Figure 3 focuses on demand for academic jobs for health economists, broken down into U.S. economics departments, U.S. non-economics departments, international economics departments, and postdoctoral positions. Full-time academic positions in U.S. economics departments were down a touch even before the onset of the COVID-19 pandemic (solid black bars in Figure 3). There were 19 such job postings with a 2019 start date, 16 postings with a 2020 start date (15.8% decrease), 7 postings with a 2021 start date (56.3% decrease), and 22 postings with a 2022 start date (214.3% increase over 2021 and a 37.5% increase over 2020). As seen in the graph, the bulk of academic jobs in the U.S. for health economists come from non-economics departments (striped bars in Figure 3). There were 30 postings for non-economics departments with start dates in 2019, 39 postings for 2020 (30% increase), 24 postings for 2021 (38.5% decrease), and 45 postings for 2022 (87.5% increase over 2021 and 50% increase over 2020). Jobs in international economics departments comprise a small share of academic JOE listings, as seen by the dotted bars in Figure 3 (keep in mind that more international listings may be posted on sites like econjobmarket.org). There were 5 openings with start dates in 2019, 9 postings for 2020, 3 postings for 2021, and 5 postings for 2022. Finally, demand for health economist postdocs has been steady the last few years (gray bars in Figure 3). There were 19 postdoctoral openings with start dates in 2019, 22 each for 2020 and 2021, and 24 openings for 2022.
AEA ad hoc Committee on the Job Market. 2021. “JOE Job Openings by Sector, 2021 versus 2020 and 2019.” Version updated November 23, 2021. https://www.aeaweb.org/joe/communications/joe-by-sector-11-2021-updated
American Economic Association. 2022. “JOE Listings.” https://www.aeaweb.org/joe/listings

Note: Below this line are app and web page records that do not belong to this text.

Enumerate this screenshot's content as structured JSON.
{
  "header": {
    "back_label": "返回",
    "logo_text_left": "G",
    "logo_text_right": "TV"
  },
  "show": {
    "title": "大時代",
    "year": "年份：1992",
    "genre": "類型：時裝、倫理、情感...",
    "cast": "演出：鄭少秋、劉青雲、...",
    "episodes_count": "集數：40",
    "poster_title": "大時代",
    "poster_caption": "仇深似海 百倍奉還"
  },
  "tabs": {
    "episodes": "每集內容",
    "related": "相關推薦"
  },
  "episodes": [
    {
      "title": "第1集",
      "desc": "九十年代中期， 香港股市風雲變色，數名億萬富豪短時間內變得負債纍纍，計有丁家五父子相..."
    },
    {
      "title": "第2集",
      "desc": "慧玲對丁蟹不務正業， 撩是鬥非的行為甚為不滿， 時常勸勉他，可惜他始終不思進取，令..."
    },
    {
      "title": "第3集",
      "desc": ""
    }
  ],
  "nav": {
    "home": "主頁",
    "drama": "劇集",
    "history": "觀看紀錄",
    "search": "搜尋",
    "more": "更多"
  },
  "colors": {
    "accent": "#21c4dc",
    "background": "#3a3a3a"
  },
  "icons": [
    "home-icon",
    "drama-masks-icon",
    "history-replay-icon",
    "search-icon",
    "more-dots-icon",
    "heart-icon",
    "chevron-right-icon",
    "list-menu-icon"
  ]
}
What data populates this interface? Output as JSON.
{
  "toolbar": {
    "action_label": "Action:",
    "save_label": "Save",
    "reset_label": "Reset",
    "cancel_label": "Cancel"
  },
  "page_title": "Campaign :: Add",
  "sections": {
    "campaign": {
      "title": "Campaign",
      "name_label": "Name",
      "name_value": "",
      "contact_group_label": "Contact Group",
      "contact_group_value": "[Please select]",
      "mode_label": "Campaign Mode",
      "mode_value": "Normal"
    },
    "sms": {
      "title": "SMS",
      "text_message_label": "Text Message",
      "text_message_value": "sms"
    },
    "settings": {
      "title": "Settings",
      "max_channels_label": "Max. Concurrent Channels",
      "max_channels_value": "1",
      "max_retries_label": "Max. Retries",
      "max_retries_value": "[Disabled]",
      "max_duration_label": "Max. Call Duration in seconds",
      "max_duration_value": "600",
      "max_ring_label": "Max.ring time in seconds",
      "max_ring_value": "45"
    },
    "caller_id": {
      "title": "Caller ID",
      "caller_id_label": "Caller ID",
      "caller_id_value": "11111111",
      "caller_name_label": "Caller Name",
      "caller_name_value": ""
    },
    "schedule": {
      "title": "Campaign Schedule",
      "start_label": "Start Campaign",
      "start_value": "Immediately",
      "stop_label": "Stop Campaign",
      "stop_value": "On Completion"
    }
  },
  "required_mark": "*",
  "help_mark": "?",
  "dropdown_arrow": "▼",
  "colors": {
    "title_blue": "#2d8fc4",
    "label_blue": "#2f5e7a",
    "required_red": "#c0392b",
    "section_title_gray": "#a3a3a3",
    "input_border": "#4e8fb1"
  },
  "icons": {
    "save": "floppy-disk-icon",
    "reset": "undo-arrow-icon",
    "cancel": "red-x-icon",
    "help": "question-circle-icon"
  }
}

Burton, Anne M. 2022. “Historical Data on JOE Listings for Health Economists.” https://annemburton.com/pages/resources.html